- Violent Events Have Long-Term Effects on Children (HuffingtonPost.com)
Everyone responds differently to terror. Like adults, some children are naturally resilient. Others can suffer scars that, untreated, last well into adulthood. Among the repercussions most commonly endured by children exposed to violence are: post-traumatic stress disorder, depression, attachment issues, difficulty concentrating, sleep disorders, suicidal thoughts, alcohol and substance abuse and delinquent behavior.
- eBay Begins Removing Alcohol Listings After '20/20' Report on Teen Buyer (ABCNews.com)
The online marketplace eBay has said it will begin removing listings for beer and liquor from its site after a teen working with "20/20" successfully ordered vodka from two eBay vendors.
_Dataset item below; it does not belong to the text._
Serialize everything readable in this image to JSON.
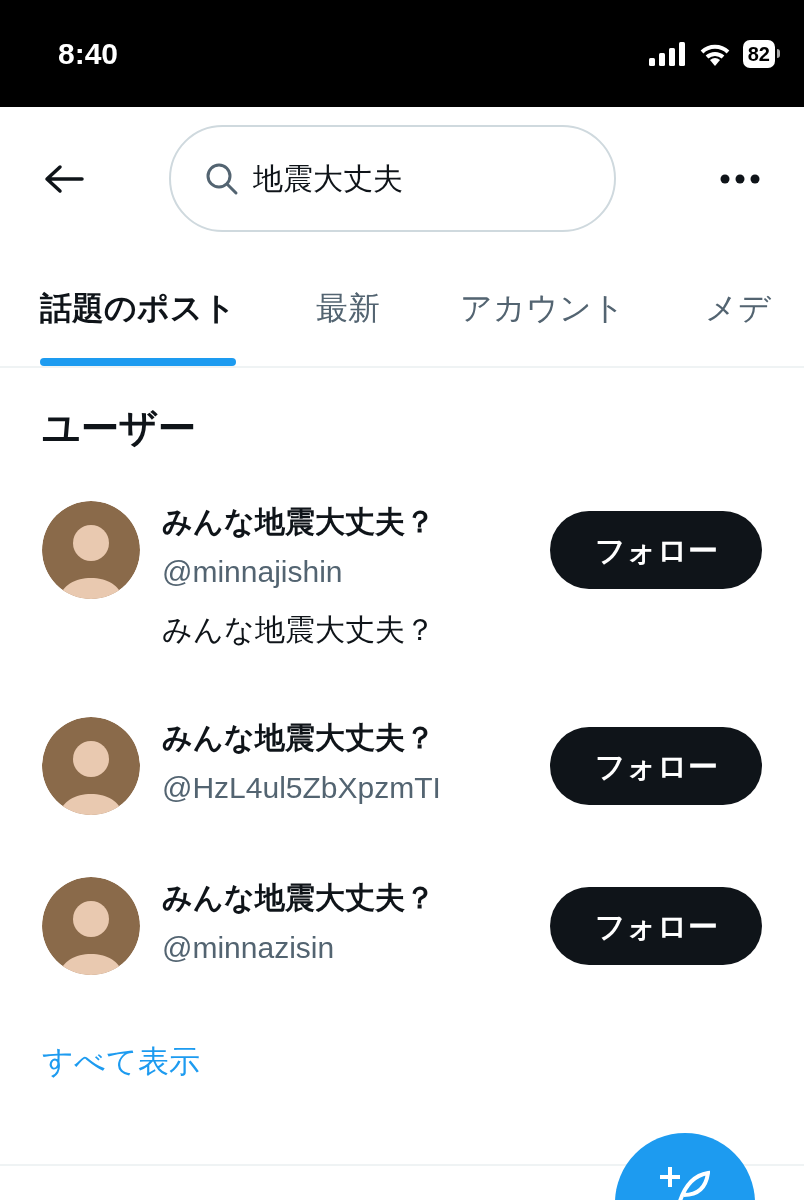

The vendors advertised their products as "collectible."
- Psychiatric Disorders Often Persist in Juvenile Offenders (HealthDay.com)
Five years after being released from juvenile detention, more than 45 percent of males and nearly 30 percent of females still had psychiatric disorders, a new study finds.
David Backes writes the Friday news roundup for Reclaiming Futures and contributes articles about juvenile justice reform and adolescent substance abuse treatment to ReclaimingFutures.org. He has a bachelor’s degree in sociology from Santa Clara University. David works as an account executive for Prichard Communications.